When you post fan-fic or original character portraits you often include bios of each character in the captions. Do you create the character’s story first then the art? Or the other way around?

Thank you for asking this! I love answering questions about my fan fiction characters! I always write the character’s story first. It helps me visualize the character better if I write down all of the characteristics first. I work really hard on making those bios and coming up with those backstories, so thank you for noticing. 

I aspire to create art that inspires others and makes people happy.

1 Why do you create?

The creation of art nourishes my soul. Ever since I was thirteen, art has been therapeutic for me and my anxiety. But I don’t create just to sustain me, I also create to make others happy. When I was in high school and college, I used to make art for the teachers and professors that inspired me as end of the semester gifts. And seeing the looks on their faces when I would present it to them, it would always make me feel both full and happy. I’m a very empathetic and compassionate person so I like creating art for others and seeing them smile when I do. It just makes my whole day.

2 When life gets you down what inspires you to get back up?

When life gets me down, I usually fall back on all of the love and support and advice I get from my super supportive family. I’ve always been very close to my parents and brother and both sets of my grandparents. I call my mother and brother for advice every day and I love my family so much for helping me see my potential ever since I was a kid. I also fall back on my childhood cartoons that I still love and watch to this day, as well as my very diverse music taste.
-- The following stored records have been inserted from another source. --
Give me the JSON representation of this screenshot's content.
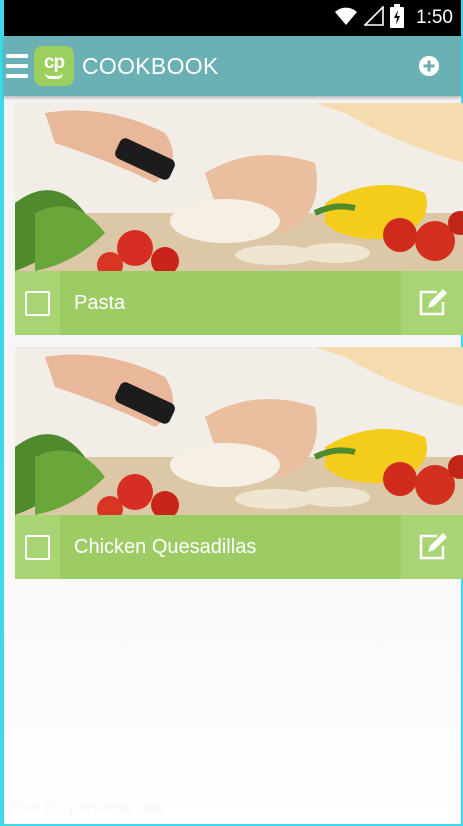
{
  "status_bar": {
    "time": "1:50",
    "icons": [
      "wifi-icon",
      "signal-icon",
      "battery-icon"
    ]
  },
  "app_bar": {
    "logo_text": "cp",
    "title": "COOKBOOK",
    "menu_icon": "menu-icon",
    "add_icon": "add-circle-icon"
  },
  "recipes": [
    {
      "name": "Pasta",
      "checked": false,
      "image": "cooking-photo"
    },
    {
      "name": "Chicken Quesadillas",
      "checked": false,
      "image": "cooking-photo"
    }
  ],
  "watermark": "free for personal use",
  "colors": {
    "app_bar": "#6ab0b5",
    "card_footer": "#9dcb64",
    "accent_green": "#a9d473",
    "frame_border": "#3fd8e8"
  }
}
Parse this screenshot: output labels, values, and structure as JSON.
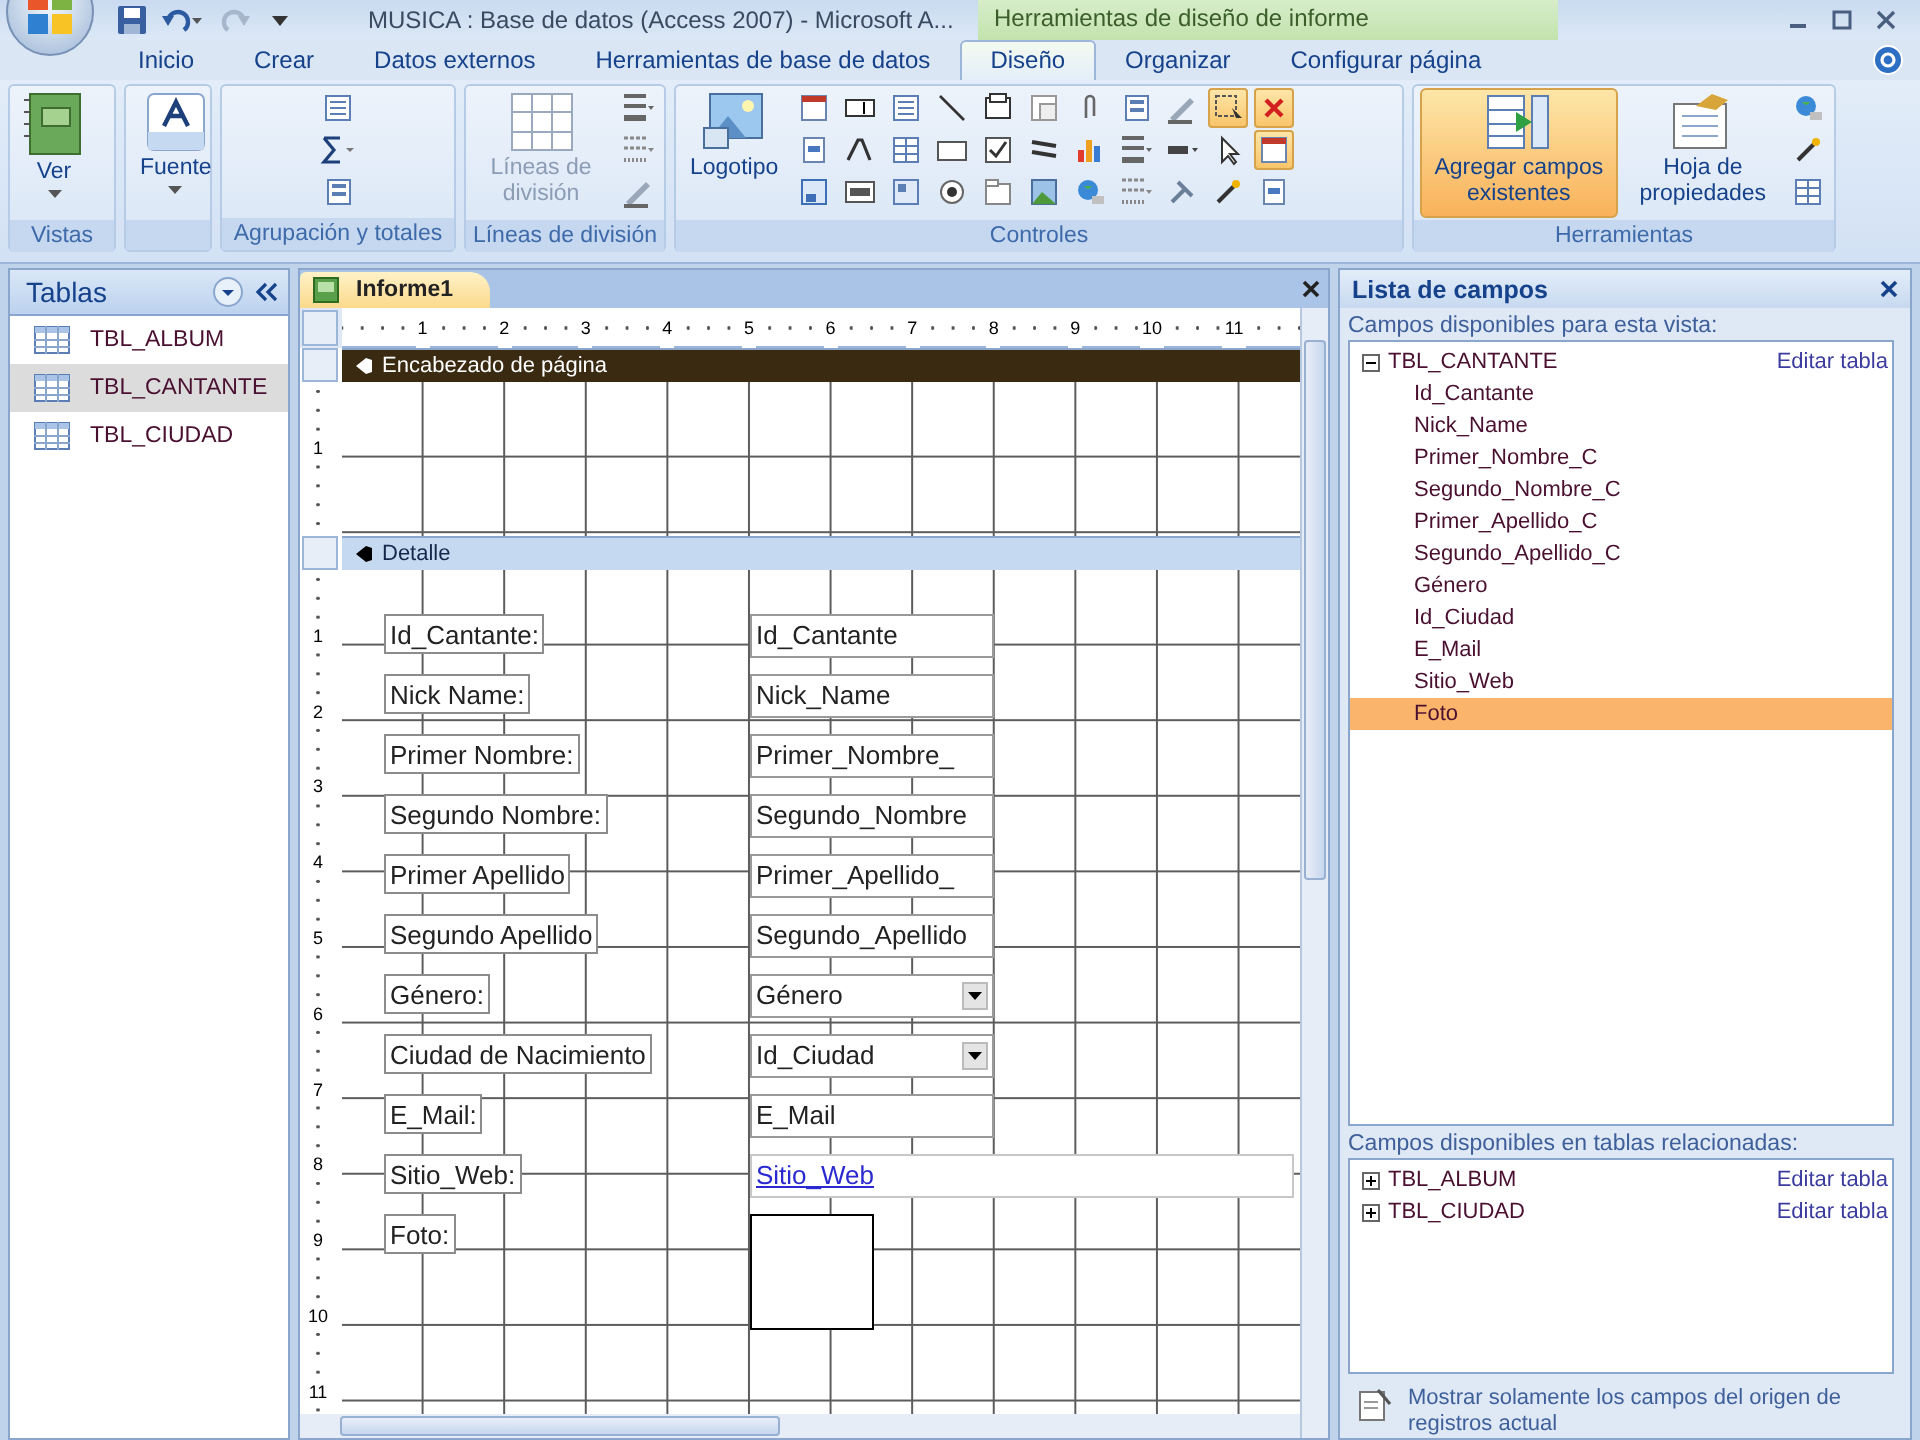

3 Jackson Pollock once said, “the modern artist is working with space and time, and expressing his feelings rather than illustrating.” What do you want to express through your abstract pieces?

In one word, I think my abstract pieces express emotion. Many of my abstract pieces convey that. But I’m not the type of artist to force my viewers to see the abstractions in the same way I do. If you find happiness in viewing an abstract that was supposed to display sadness, I won’t stop you from seeing it that way.

In my mind, as long as the abstraction makes you feel some type of emotion, I feel like I got my point across.

4 Do you think it’s possible to grow up into an adult and still have the imagination of a child?

Yes, definitely. I think I’m the perfect example of that. I’m a pretty responsible adult, but I still watch my childhood cartoons and have a pretty wild, child-like imagination. If anything, my imagination has only gotten wilder and stronger as I got older. But yeah, there’s nothing wrong with still having child-like wonder and imagination when you’re an adult.

Many thanks to my inspiration and aspiration, @ilianamystery.
I’m John Lhotka, wishing you a nice day, and all that jazz.